▶ [Task] Your answer must be an exact copy of all the entries.

*** Opening of Information ***

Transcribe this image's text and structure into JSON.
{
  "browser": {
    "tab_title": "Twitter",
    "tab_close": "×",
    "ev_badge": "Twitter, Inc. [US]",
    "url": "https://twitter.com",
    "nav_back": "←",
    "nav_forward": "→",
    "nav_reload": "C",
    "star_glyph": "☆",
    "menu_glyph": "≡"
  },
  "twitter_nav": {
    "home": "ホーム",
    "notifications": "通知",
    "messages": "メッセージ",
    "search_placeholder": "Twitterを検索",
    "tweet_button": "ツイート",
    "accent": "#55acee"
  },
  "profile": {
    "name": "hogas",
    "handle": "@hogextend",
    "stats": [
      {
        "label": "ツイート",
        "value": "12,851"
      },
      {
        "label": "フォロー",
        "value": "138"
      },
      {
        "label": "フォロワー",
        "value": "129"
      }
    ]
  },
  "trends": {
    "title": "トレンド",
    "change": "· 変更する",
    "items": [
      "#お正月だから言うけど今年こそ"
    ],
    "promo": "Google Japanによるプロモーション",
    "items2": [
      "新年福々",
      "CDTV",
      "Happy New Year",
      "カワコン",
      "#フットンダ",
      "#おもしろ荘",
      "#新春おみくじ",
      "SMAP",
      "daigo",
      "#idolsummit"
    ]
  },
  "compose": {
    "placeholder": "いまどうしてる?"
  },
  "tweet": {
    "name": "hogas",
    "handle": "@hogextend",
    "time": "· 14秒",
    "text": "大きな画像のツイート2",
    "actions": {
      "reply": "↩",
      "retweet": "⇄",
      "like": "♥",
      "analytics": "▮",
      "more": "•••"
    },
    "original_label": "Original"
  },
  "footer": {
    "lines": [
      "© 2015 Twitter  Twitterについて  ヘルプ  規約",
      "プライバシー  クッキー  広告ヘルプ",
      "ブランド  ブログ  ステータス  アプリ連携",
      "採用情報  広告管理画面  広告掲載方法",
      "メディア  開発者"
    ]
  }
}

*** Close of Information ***

▶ [Solution to this exercise]
Transcribe this image's text and structure into JSON.
{
  "browser": {
    "tab_title": "Twitter",
    "tab_close": "×",
    "ev_badge": "Twitter, Inc. [US]",
    "url": "https://twitter.com",
    "nav_back": "←",
    "nav_forward": "→",
    "nav_reload": "C",
    "star_glyph": "☆",
    "menu_glyph": "≡"
  },
  "twitter_nav": {
    "home": "ホーム",
    "notifications": "通知",
    "messages": "メッセージ",
    "search_placeholder": "Twitterを検索",
    "tweet_button": "ツイート",
    "accent": "#55acee"
  },
  "profile": {
    "name": "hogas",
    "handle": "@hogextend",
    "stats": [
      {
        "label": "ツイート",
        "value": "12,851"
      },
      {
        "label": "フォロー",
        "value": "138"
      },
      {
        "label": "フォロワー",
        "value": "129"
      }
    ]
  },
  "trends": {
    "title": "トレンド",
    "change": "· 変更する",
    "items": [
      "#お正月だから言うけど今年こそ"
    ],
    "promo": "Google Japanによるプロモーション",
    "items2": [
      "新年福々",
      "CDTV",
      "Happy New Year",
      "カワコン",
      "#フットンダ",
      "#おもしろ荘",
      "#新春おみくじ",
      "SMAP",
      "daigo",
      "#idolsummit"
    ]
  },
  "compose": {
    "placeholder": "いまどうしてる?"
  },
  "tweet": {
    "name": "hogas",
    "handle": "@hogextend",
    "time": "· 14秒",
    "text": "大きな画像のツイート2",
    "actions": {
      "reply": "↩",
      "retweet": "⇄",
      "like": "♥",
      "analytics": "▮",
      "more": "•••"
    },
    "original_label": "Original"
  },
  "footer": {
    "lines": [
      "© 2015 Twitter  Twitterについて  ヘルプ  規約",
      "プライバシー  クッキー  広告ヘルプ",
      "ブランド  ブログ  ステータス  アプリ連携",
      "採用情報  広告管理画面  広告掲載方法",
      "メディア  開発者"
    ]
  }
}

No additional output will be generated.